-- Task statement --
The answer must repeat each line of the material exactly.

-- Recorded information --
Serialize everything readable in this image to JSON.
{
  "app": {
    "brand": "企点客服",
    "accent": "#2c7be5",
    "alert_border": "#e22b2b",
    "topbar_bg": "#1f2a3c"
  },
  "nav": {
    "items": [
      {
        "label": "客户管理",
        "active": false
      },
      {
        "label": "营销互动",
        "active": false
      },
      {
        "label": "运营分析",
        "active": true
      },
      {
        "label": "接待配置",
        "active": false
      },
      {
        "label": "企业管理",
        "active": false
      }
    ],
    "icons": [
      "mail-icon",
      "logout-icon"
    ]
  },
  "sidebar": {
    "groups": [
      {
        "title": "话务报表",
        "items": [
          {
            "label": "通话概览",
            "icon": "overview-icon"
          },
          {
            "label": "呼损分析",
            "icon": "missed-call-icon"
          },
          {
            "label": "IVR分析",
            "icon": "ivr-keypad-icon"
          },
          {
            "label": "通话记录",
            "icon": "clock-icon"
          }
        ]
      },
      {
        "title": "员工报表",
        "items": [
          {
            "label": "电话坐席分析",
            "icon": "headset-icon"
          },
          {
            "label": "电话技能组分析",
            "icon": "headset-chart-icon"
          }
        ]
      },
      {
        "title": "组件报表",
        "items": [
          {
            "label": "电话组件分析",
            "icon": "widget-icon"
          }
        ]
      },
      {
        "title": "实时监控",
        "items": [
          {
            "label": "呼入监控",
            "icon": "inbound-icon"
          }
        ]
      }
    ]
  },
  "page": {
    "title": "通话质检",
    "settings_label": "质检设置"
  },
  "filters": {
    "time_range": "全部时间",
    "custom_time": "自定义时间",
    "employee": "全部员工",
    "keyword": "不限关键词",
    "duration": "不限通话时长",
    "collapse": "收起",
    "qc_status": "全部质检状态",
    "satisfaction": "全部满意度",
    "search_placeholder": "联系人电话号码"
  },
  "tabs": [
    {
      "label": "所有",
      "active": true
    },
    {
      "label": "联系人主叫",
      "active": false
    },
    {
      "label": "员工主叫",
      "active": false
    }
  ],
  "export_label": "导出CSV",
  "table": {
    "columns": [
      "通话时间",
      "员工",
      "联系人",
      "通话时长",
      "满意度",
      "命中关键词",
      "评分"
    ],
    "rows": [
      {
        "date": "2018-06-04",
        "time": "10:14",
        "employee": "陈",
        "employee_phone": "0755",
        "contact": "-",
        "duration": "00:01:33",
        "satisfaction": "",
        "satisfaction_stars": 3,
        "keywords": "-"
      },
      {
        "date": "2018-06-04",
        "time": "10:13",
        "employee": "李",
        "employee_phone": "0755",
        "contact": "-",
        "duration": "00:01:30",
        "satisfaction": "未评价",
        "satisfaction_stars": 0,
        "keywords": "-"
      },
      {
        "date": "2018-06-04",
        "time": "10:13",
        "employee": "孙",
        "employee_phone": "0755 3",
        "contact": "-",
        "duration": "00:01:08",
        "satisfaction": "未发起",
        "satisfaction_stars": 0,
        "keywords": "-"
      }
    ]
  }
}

-- Task result --
Serialize everything readable in this image to JSON.
{
  "app": {
    "brand": "企点客服",
    "accent": "#2c7be5",
    "alert_border": "#e22b2b",
    "topbar_bg": "#1f2a3c"
  },
  "nav": {
    "items": [
      {
        "label": "客户管理",
        "active": false
      },
      {
        "label": "营销互动",
        "active": false
      },
      {
        "label": "运营分析",
        "active": true
      },
      {
        "label": "接待配置",
        "active": false
      },
      {
        "label": "企业管理",
        "active": false
      }
    ],
    "icons": [
      "mail-icon",
      "logout-icon"
    ]
  },
  "sidebar": {
    "groups": [
      {
        "title": "话务报表",
        "items": [
          {
            "label": "通话概览",
            "icon": "overview-icon"
          },
          {
            "label": "呼损分析",
            "icon": "missed-call-icon"
          },
          {
            "label": "IVR分析",
            "icon": "ivr-keypad-icon"
          },
          {
            "label": "通话记录",
            "icon": "clock-icon"
          }
        ]
      },
      {
        "title": "员工报表",
        "items": [
          {
            "label": "电话坐席分析",
            "icon": "headset-icon"
          },
          {
            "label": "电话技能组分析",
            "icon": "headset-chart-icon"
          }
        ]
      },
      {
        "title": "组件报表",
        "items": [
          {
            "label": "电话组件分析",
            "icon": "widget-icon"
          }
        ]
      },
      {
        "title": "实时监控",
        "items": [
          {
            "label": "呼入监控",
            "icon": "inbound-icon"
          }
        ]
      }
    ]
  },
  "page": {
    "title": "通话质检",
    "settings_label": "质检设置"
  },
  "filters": {
    "time_range": "全部时间",
    "custom_time": "自定义时间",
    "employee": "全部员工",
    "keyword": "不限关键词",
    "duration": "不限通话时长",
    "collapse": "收起",
    "qc_status": "全部质检状态",
    "satisfaction": "全部满意度",
    "search_placeholder": "联系人电话号码"
  },
  "tabs": [
    {
      "label": "所有",
      "active": true
    },
    {
      "label": "联系人主叫",
      "active": false
    },
    {
      "label": "员工主叫",
      "active": false
    }
  ],
  "export_label": "导出CSV",
  "table": {
    "columns": [
      "通话时间",
      "员工",
      "联系人",
      "通话时长",
      "满意度",
      "命中关键词",
      "评分"
    ],
    "rows": [
      {
        "date": "2018-06-04",
        "time": "10:14",
        "employee": "陈",
        "employee_phone": "0755",
        "contact": "-",
        "duration": "00:01:33",
        "satisfaction": "",
        "satisfaction_stars": 3,
        "keywords": "-"
      },
      {
        "date": "2018-06-04",
        "time": "10:13",
        "employee": "李",
        "employee_phone": "0755",
        "contact": "-",
        "duration": "00:01:30",
        "satisfaction": "未评价",
        "satisfaction_stars": 0,
        "keywords": "-"
      },
      {
        "date": "2018-06-04",
        "time": "10:13",
        "employee": "孙",
        "employee_phone": "0755 3",
        "contact": "-",
        "duration": "00:01:08",
        "satisfaction": "未发起",
        "satisfaction_stars": 0,
        "keywords": "-"
      }
    ]
  }
}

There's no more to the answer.